Ebony G. Patterson
née en Jamaïque en 1981
C-How do you think Jamaican art is engaging with popular culture?
E-There is still a very tiny fraction of artists dealing with popular culture. In my case, my work responds to a lot of images and issues and languages that are related with popular culture, and also artists like Leasho Johnson. He also in some levels is in touch with popular languages. There is still a wide disparity in terms between what happens in the visual arts and what happens in popular culture. I think people are more kind to response to social events. There are other artists dealing with issues of identity, but I think the conversation have shifted in a sense where issues like gender are more important; my group is also dealing with issues of autobiography, or even with self.

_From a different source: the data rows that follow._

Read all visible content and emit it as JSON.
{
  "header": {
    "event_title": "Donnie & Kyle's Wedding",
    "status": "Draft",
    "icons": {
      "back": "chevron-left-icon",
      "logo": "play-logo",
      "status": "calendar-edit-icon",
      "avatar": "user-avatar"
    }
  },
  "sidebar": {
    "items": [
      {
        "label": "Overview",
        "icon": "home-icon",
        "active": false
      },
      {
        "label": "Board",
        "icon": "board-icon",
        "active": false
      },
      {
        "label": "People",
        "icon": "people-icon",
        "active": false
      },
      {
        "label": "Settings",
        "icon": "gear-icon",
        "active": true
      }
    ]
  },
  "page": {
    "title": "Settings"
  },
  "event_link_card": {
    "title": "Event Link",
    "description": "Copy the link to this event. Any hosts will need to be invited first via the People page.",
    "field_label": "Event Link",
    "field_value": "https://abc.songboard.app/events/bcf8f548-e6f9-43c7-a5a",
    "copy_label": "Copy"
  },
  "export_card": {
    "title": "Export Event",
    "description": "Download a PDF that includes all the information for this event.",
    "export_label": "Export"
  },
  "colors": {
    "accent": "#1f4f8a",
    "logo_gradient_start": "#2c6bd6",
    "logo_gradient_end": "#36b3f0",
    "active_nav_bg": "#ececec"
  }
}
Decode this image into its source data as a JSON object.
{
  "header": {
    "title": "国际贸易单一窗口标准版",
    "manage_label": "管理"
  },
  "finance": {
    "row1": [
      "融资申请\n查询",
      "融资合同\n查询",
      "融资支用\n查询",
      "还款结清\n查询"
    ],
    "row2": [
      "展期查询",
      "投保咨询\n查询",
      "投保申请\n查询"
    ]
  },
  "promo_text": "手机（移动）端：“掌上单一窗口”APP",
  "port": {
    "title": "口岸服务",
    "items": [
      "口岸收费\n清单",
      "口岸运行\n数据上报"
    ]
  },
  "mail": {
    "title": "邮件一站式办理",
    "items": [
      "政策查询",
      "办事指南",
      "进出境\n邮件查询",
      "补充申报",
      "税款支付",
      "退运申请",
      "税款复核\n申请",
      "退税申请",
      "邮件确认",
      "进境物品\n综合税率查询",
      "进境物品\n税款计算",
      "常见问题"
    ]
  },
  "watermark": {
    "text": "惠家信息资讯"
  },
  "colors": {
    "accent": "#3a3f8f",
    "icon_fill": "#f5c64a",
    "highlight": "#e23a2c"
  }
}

C-How do you conceive the role of dancehall culture in your work?
E-My engaging with dancehall happen when I was very, very young. Dancehall has always been for me the place that has to do with a kind of cultural arena. We have learned about the latest happenings, the latest slangs, the latest dances. But it also becomes a kind of real farm in understanding the Jamaican society. It has a lot of contradictions: especially because a lot of songs go back and forth church songs, there is still the need to connect with a kind of Christian understanding, but also a need to build off that understanding. In my own work, I am looking to how ideas about masculinity function within dancehall space, which I think is really interesting, particularly related to what has been happening in the last five years or so, in terms of physical changes that have been happening with the males.
C-And how did you started analyzing the issue of skin bleaching?
E-My interesting in skin bleaching began to start when I saw men practicing it. It is something that I relate with my interesting in women and men representation, in beauty and the grotesque. When I saw men using this practice that was seemingly grotesque, and something that is also associated with feminine practice, I thought that was really important. And also too I remember when men started bleaching, there was also a changing in the outfits they were wearing. What I am trying to do is to raise questions about what does masculinity mean, and then how does that really function within dancehall space and dancehall aesthetics.
All the images are courtesy of the Artist and Monique Meloche Gallery.
To learn more : http://ebonygpatterson.com/